What you should do:
Look for the word "icon" in the entries and copy each line where it appears.

Data shown:
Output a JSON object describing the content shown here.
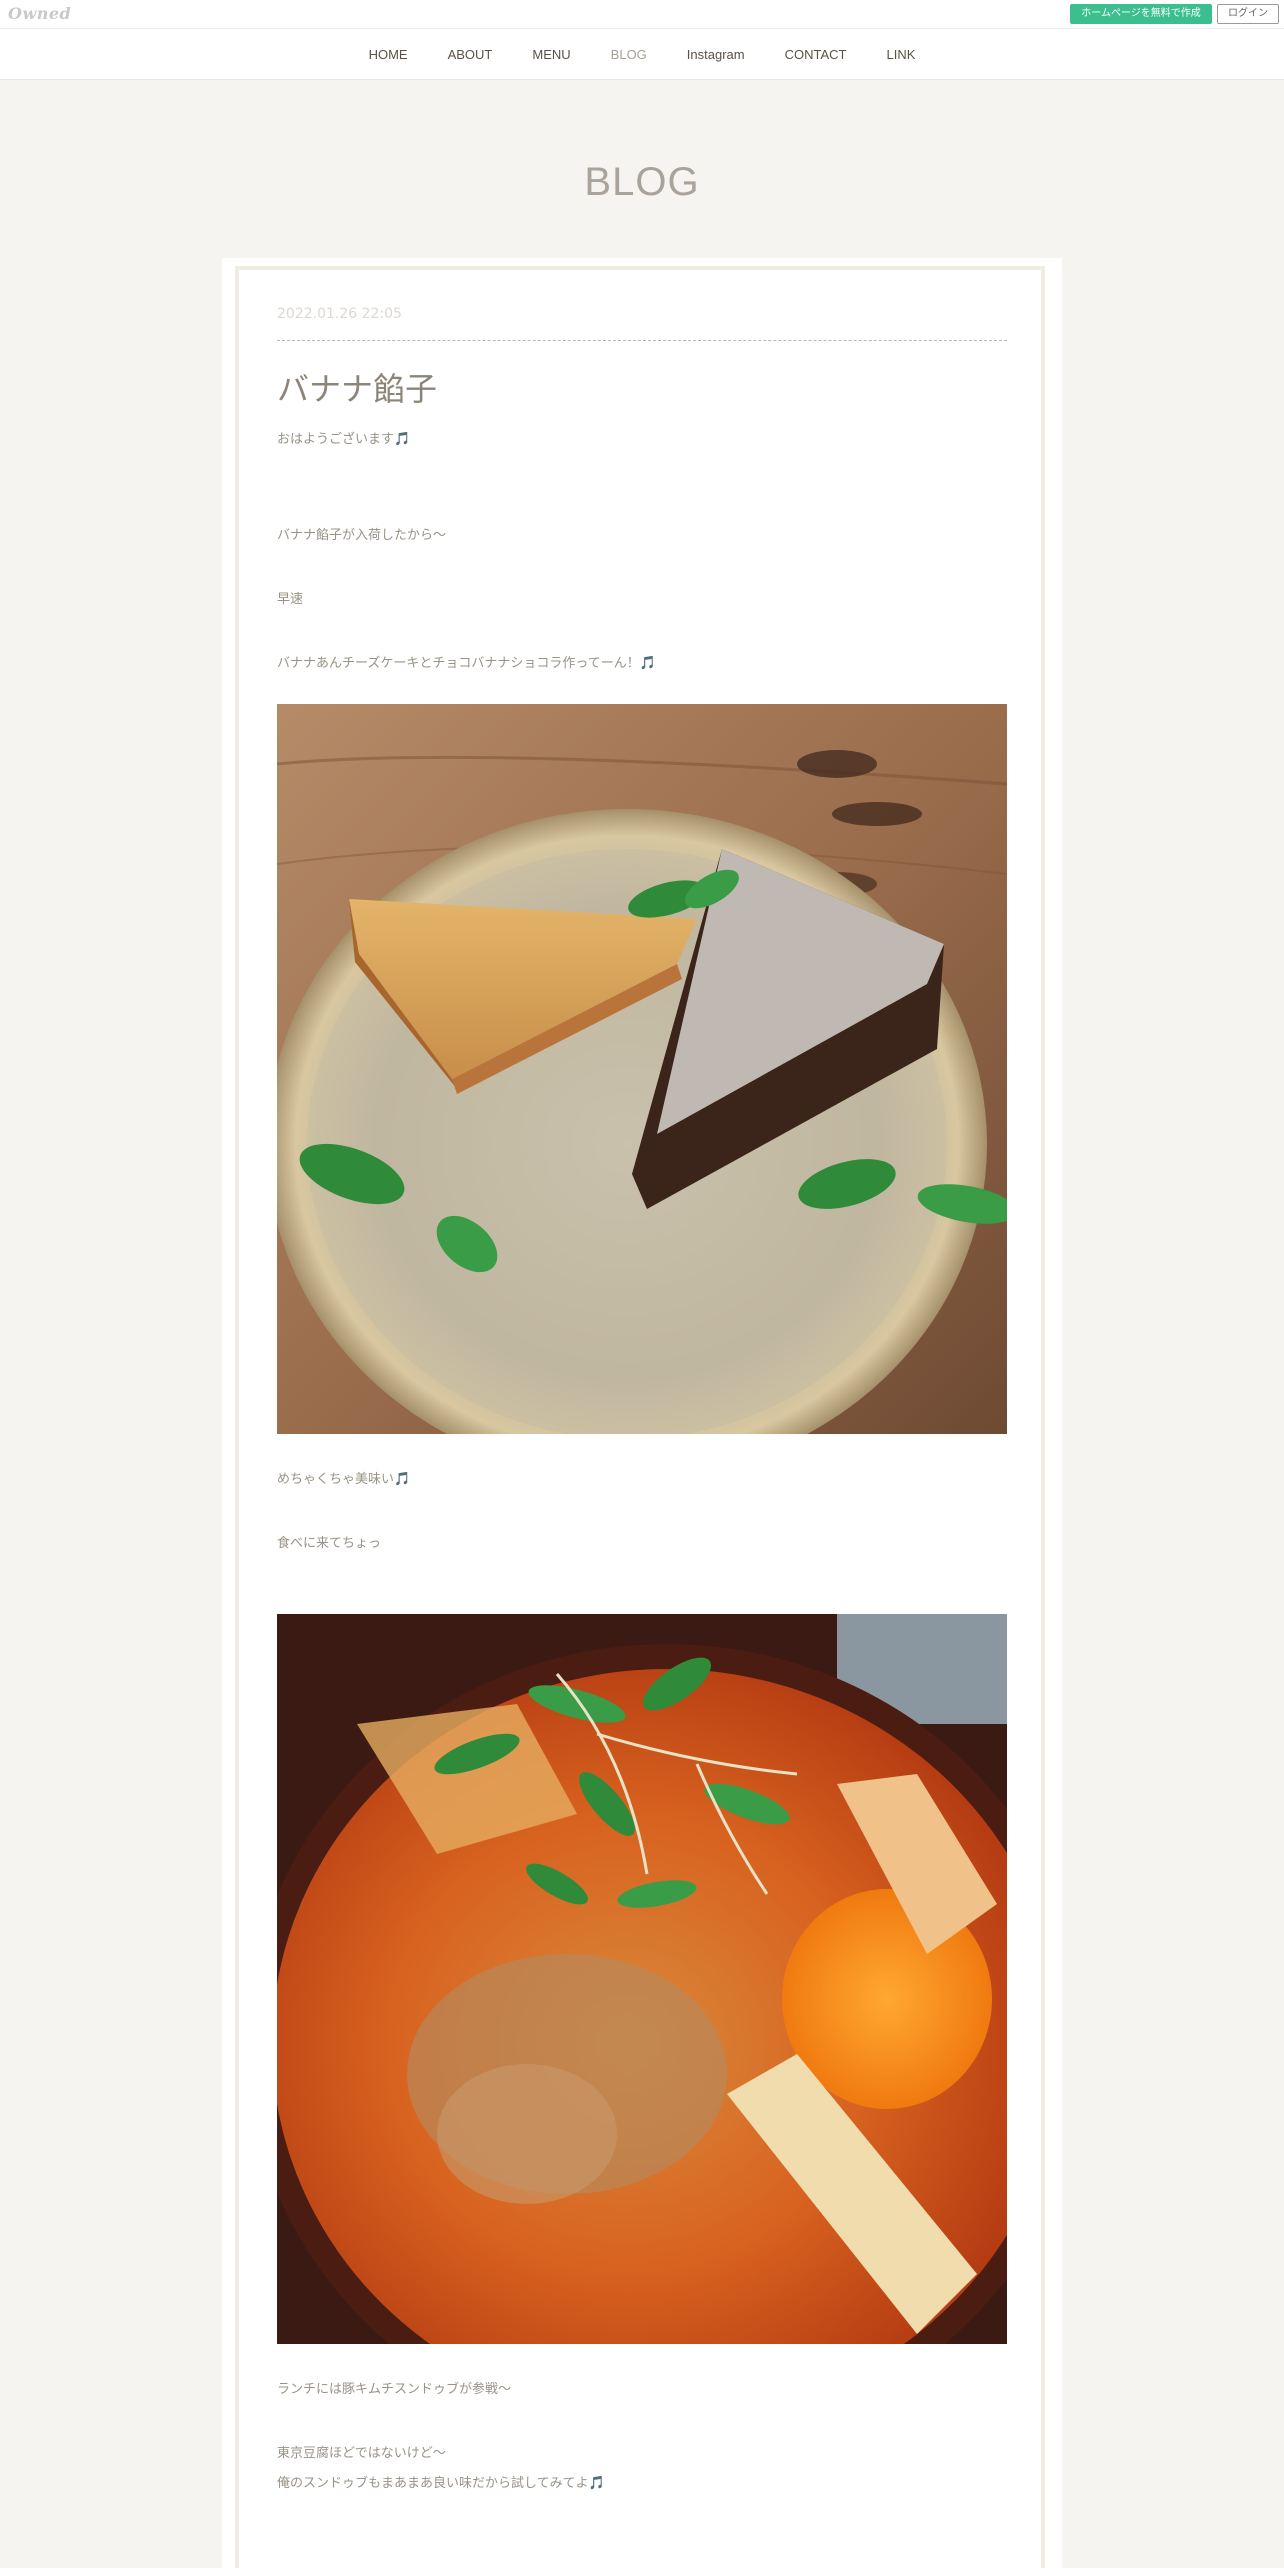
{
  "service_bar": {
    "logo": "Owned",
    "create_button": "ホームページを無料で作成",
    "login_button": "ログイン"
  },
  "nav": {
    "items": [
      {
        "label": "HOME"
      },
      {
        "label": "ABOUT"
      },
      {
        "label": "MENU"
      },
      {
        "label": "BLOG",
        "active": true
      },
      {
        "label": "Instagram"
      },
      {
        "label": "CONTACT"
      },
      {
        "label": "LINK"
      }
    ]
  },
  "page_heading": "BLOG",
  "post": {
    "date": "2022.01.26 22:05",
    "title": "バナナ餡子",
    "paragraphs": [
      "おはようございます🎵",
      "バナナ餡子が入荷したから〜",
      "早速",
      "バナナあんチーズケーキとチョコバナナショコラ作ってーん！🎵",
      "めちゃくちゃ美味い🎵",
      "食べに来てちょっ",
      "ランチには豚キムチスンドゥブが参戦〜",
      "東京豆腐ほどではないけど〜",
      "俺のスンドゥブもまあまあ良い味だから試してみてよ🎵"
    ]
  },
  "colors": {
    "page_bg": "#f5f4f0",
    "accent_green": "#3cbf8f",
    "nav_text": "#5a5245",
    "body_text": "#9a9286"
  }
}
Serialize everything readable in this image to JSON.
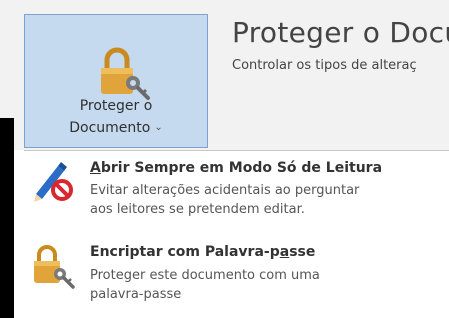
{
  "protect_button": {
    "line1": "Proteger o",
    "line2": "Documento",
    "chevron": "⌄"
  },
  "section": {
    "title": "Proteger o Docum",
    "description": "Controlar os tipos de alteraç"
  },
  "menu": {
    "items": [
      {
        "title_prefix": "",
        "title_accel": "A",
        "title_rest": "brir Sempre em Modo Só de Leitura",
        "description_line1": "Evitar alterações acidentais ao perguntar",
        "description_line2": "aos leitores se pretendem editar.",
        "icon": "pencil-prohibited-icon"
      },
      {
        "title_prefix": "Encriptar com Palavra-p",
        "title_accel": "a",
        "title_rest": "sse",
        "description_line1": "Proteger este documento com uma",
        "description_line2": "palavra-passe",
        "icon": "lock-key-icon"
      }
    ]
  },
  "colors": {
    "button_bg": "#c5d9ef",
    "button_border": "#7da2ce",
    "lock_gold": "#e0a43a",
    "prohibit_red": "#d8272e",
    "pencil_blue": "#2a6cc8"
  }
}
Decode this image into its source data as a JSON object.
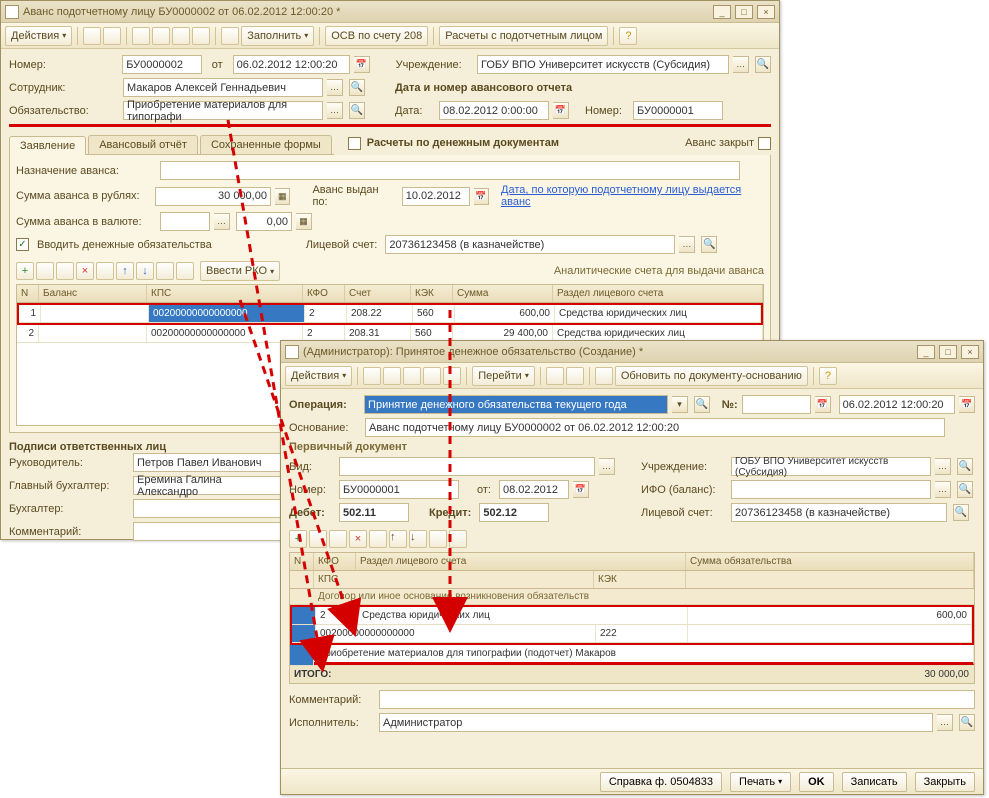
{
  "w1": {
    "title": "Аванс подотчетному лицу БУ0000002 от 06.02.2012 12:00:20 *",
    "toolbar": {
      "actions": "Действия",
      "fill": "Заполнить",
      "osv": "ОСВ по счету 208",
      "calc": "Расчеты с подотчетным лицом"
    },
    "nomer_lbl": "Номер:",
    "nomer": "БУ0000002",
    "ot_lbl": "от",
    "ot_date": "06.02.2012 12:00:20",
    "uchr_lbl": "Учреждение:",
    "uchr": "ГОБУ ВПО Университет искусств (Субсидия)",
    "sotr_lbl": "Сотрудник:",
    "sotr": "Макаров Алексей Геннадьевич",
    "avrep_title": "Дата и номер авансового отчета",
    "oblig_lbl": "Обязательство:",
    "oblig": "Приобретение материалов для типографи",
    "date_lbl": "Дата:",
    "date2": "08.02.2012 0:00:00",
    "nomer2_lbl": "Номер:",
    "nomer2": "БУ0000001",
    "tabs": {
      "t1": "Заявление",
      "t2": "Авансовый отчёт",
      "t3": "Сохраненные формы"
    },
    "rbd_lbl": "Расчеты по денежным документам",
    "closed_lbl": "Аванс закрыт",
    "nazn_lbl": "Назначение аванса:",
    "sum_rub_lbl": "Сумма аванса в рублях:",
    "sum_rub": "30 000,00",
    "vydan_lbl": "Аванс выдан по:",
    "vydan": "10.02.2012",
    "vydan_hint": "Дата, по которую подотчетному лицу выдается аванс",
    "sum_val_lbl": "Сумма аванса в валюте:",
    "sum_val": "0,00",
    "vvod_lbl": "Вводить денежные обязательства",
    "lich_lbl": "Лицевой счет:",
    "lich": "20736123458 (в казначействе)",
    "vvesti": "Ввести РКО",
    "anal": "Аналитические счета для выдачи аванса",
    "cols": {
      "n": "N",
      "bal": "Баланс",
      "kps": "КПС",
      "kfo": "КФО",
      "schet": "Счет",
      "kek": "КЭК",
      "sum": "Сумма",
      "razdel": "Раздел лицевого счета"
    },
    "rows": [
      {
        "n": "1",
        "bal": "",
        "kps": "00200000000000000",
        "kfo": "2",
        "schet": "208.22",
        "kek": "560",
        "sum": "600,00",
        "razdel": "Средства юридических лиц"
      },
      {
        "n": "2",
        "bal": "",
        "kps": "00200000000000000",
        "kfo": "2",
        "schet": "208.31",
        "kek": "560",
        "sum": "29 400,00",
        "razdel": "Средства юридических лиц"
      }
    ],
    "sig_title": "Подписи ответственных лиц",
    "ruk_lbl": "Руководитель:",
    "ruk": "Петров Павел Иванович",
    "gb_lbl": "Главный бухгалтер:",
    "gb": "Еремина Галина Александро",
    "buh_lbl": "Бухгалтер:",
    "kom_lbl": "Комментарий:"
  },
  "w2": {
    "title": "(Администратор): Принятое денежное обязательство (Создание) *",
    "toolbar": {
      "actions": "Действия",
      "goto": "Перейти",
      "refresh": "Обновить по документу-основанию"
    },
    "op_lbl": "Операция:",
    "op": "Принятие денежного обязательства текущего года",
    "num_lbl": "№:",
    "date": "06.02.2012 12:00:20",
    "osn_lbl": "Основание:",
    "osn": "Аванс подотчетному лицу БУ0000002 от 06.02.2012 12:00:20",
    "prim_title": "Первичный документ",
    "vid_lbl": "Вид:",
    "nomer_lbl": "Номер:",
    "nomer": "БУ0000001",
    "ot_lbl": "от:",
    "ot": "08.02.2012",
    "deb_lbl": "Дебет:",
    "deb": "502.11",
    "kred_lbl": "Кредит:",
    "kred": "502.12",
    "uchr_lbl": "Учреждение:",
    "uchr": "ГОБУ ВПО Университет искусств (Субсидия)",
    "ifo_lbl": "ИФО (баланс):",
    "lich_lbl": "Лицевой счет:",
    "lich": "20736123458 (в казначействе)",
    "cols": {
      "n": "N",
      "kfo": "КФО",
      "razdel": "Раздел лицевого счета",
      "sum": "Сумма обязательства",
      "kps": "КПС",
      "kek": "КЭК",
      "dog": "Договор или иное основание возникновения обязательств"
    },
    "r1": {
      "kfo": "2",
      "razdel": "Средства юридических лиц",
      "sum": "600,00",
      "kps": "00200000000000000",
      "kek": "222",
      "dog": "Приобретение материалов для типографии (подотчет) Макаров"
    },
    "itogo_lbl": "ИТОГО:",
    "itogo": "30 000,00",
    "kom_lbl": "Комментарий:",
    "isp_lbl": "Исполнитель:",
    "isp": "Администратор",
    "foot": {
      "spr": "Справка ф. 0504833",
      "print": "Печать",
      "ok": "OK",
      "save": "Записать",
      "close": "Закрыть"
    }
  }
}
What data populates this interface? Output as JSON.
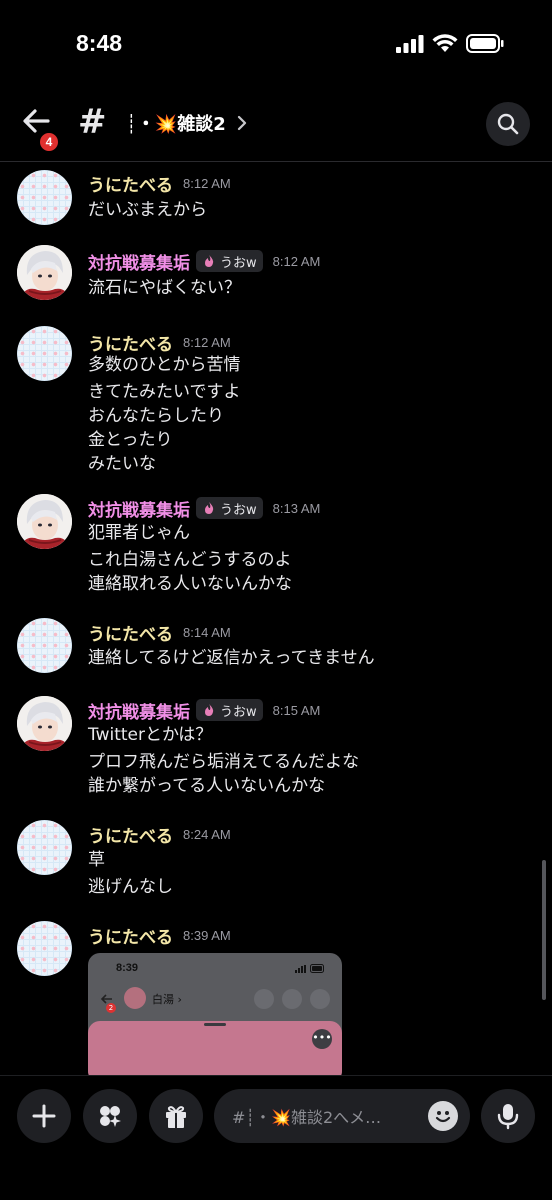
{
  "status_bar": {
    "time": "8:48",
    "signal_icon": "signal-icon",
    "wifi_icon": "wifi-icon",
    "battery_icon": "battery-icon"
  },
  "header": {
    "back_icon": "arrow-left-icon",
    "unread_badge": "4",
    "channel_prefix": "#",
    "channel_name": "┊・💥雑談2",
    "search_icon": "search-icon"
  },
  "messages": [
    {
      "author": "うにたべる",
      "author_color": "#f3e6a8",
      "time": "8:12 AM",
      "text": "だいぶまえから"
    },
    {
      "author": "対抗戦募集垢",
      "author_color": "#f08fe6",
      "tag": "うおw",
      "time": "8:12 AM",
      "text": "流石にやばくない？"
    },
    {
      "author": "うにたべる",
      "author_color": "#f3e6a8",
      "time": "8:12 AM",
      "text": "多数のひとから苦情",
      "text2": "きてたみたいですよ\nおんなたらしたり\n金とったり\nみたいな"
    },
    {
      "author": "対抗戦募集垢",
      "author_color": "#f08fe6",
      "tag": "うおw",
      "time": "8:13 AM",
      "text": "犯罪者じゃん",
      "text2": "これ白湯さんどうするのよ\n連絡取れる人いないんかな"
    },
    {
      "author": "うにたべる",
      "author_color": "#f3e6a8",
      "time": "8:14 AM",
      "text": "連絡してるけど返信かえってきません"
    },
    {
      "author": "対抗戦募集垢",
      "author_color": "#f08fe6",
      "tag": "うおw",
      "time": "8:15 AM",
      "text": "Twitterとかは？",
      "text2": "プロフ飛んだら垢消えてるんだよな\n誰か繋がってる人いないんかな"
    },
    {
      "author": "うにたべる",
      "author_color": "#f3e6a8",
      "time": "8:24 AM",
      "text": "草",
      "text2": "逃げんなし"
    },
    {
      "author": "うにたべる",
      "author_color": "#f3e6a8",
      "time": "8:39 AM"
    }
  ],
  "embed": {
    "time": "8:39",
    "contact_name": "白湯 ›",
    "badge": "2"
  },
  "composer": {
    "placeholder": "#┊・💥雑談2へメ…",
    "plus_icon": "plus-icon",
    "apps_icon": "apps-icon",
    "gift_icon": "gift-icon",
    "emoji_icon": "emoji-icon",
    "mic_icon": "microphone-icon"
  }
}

The completed task:
        "icon": "pencil-prohibited-icon"
        "icon": "lock-key-icon"
    "signal_icon": "signal-icon",
    "wifi_icon": "wifi-icon",
    "battery_icon": "battery-icon"
    "back_icon": "arrow-left-icon",
    "search_icon": "search-icon"
    "plus_icon": "plus-icon",
    "apps_icon": "apps-icon",
    "gift_icon": "gift-icon",
    "emoji_icon": "emoji-icon",
    "mic_icon": "microphone-icon"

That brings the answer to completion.